Component data from apps and pages
======

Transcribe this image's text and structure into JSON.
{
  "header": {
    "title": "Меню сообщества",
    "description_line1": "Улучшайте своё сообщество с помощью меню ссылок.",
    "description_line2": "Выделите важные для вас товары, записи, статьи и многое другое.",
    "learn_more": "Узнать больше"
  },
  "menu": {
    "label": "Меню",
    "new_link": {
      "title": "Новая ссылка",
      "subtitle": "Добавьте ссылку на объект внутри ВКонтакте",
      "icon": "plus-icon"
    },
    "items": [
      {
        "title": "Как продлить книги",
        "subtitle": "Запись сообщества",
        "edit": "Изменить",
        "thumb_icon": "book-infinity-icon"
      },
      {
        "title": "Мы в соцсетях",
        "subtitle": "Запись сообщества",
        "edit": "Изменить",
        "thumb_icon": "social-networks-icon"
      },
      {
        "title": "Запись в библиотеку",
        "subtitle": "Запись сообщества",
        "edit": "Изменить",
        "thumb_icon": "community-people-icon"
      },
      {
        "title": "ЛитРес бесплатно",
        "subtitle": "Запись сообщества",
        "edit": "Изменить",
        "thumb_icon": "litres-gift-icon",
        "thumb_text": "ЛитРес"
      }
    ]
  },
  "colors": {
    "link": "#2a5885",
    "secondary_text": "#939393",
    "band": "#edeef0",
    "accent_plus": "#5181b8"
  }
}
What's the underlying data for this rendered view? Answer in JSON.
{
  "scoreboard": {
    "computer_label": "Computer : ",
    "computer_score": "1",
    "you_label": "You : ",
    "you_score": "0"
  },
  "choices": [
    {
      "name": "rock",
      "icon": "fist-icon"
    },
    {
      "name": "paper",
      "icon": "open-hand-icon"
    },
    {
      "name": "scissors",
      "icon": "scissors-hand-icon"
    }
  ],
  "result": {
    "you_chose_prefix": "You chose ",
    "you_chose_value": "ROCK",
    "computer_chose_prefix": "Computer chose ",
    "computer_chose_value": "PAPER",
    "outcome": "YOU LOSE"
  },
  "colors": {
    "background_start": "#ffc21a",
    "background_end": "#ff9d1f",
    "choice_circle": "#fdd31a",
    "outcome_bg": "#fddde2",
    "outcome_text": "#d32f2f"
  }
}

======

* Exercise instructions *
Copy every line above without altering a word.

* Solution for this problem *
Transcribe this image's text and structure into JSON.
{
  "header": {
    "title": "Меню сообщества",
    "description_line1": "Улучшайте своё сообщество с помощью меню ссылок.",
    "description_line2": "Выделите важные для вас товары, записи, статьи и многое другое.",
    "learn_more": "Узнать больше"
  },
  "menu": {
    "label": "Меню",
    "new_link": {
      "title": "Новая ссылка",
      "subtitle": "Добавьте ссылку на объект внутри ВКонтакте",
      "icon": "plus-icon"
    },
    "items": [
      {
        "title": "Как продлить книги",
        "subtitle": "Запись сообщества",
        "edit": "Изменить",
        "thumb_icon": "book-infinity-icon"
      },
      {
        "title": "Мы в соцсетях",
        "subtitle": "Запись сообщества",
        "edit": "Изменить",
        "thumb_icon": "social-networks-icon"
      },
      {
        "title": "Запись в библиотеку",
        "subtitle": "Запись сообщества",
        "edit": "Изменить",
        "thumb_icon": "community-people-icon"
      },
      {
        "title": "ЛитРес бесплатно",
        "subtitle": "Запись сообщества",
        "edit": "Изменить",
        "thumb_icon": "litres-gift-icon",
        "thumb_text": "ЛитРес"
      }
    ]
  },
  "colors": {
    "link": "#2a5885",
    "secondary_text": "#939393",
    "band": "#edeef0",
    "accent_plus": "#5181b8"
  }
}
What's the underlying data for this rendered view? Answer in JSON.
{
  "scoreboard": {
    "computer_label": "Computer : ",
    "computer_score": "1",
    "you_label": "You : ",
    "you_score": "0"
  },
  "choices": [
    {
      "name": "rock",
      "icon": "fist-icon"
    },
    {
      "name": "paper",
      "icon": "open-hand-icon"
    },
    {
      "name": "scissors",
      "icon": "scissors-hand-icon"
    }
  ],
  "result": {
    "you_chose_prefix": "You chose ",
    "you_chose_value": "ROCK",
    "computer_chose_prefix": "Computer chose ",
    "computer_chose_value": "PAPER",
    "outcome": "YOU LOSE"
  },
  "colors": {
    "background_start": "#ffc21a",
    "background_end": "#ff9d1f",
    "choice_circle": "#fdd31a",
    "outcome_bg": "#fddde2",
    "outcome_text": "#d32f2f"
  }
}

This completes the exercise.